Mueller praised the students involved in the program, calling them "the best in the world." He said the group created a GIS to locate all the boat launches in the communities that border the river. Included are: Monessen, New Eagle, Allenport, California, Centerville, Charleroi, Elco, Monongahela, Speers, Stockdale and Roscoe.
"The entire stretch we are mapping covers an estimated 50 miles," he added. All the information collected will be fed into a computer database available to anyone who is interested.
Undergraduate students evaluated each boat launch according to parking, restrooms, paved roads, picnic area, condition of the launch and other factors. After the graduate students checked and graded the evaluations, students photographed each of the sites.
The ongoing project began early in the spring semester and will continue until a grant is approved, he said. After that happens, the interested participants will stay with the program until the actual construction and upgrades are finished.
Kovach and his students created maps analyzing the boat launches and built scale models of several.
"If the state approves a grant, we would create a Web site that would showcase the mid-Mon Valley for potential home buyers and visitors to the area," said Mueller.
"In the past, the Monongahela River was used to transport coal and other products on barges and boats," he declared. "Now we want to use it to improve economic conditions and help upgrade the recreational facilities along the river."
What happens when Phase II is finished?
Smiling, Mueller said, "Then we'll go to Phase III, which will be the actual development of the area and the building and development of future boat launches and facilities for the public."
Currently, many families living along the Monongahela own boats and store them in their back yards or in garages. In addition to pleasure boats, these include the increasingly popular jet skis.
A student said one of the most interesting parts of the project occurred after graduate students found the boat launches and pinpointed the sites, using a GPS. The information was then entered into a database, he said.
Amazingly, said Mueller, the entire project to date has been done without any public funds.

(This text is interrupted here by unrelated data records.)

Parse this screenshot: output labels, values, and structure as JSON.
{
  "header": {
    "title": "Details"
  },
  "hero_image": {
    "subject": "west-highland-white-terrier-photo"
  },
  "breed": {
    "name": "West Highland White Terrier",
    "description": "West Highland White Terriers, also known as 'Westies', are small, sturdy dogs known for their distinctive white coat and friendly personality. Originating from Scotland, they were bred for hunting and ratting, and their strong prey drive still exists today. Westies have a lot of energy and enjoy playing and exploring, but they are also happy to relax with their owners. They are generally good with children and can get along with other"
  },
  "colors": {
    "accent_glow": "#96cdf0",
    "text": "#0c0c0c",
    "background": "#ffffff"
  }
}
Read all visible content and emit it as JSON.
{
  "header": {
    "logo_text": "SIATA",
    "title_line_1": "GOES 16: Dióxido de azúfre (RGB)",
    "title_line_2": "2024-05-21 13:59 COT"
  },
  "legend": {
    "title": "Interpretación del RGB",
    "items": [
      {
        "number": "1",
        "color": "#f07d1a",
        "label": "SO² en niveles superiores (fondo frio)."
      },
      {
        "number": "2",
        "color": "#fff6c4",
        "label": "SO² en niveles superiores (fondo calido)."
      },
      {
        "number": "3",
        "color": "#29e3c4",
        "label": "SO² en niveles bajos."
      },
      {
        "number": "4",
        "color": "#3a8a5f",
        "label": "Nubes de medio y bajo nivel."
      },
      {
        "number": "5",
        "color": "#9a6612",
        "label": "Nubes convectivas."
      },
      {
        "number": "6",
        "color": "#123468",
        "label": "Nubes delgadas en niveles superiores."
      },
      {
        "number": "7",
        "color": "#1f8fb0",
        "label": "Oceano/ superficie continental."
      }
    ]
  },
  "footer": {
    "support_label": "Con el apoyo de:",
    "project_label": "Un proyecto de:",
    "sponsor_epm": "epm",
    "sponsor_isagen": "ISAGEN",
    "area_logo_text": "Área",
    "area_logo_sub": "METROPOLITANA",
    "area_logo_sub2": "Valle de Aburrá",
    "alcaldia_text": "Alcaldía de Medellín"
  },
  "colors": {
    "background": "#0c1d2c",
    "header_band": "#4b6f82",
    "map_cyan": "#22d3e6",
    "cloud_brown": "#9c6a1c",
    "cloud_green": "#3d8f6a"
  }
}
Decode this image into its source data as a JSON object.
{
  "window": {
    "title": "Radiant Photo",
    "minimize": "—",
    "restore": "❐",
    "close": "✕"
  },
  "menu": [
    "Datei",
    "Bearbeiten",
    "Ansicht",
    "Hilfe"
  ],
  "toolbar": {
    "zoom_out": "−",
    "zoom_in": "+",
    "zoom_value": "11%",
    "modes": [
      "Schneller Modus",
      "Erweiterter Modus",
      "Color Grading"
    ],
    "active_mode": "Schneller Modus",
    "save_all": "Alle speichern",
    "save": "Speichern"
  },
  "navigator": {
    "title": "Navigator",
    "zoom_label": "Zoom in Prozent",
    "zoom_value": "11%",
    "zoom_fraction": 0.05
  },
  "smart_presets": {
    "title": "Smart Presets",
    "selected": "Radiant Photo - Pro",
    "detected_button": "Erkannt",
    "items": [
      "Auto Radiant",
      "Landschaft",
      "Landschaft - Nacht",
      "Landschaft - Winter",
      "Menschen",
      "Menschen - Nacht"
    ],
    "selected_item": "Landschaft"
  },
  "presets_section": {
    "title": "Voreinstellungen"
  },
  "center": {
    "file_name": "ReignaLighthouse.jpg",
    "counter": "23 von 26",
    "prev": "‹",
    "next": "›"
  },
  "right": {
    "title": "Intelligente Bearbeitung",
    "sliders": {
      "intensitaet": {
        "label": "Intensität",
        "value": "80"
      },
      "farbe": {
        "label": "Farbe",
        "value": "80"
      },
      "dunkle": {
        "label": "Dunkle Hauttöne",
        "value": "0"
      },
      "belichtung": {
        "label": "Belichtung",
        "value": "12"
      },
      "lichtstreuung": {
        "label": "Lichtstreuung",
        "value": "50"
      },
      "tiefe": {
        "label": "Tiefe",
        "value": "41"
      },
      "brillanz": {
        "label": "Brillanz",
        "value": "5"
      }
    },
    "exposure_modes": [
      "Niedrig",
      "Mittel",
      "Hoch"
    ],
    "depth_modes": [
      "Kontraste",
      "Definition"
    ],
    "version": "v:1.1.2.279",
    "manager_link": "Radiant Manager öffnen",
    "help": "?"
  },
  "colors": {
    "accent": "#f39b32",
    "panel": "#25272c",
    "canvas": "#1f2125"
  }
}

"We feel like we've done a pretty good job just using blood, sweat and tears," said another student. "That's why we're looking forward to getting a grant from the state and bringing this program to a successful conclusion.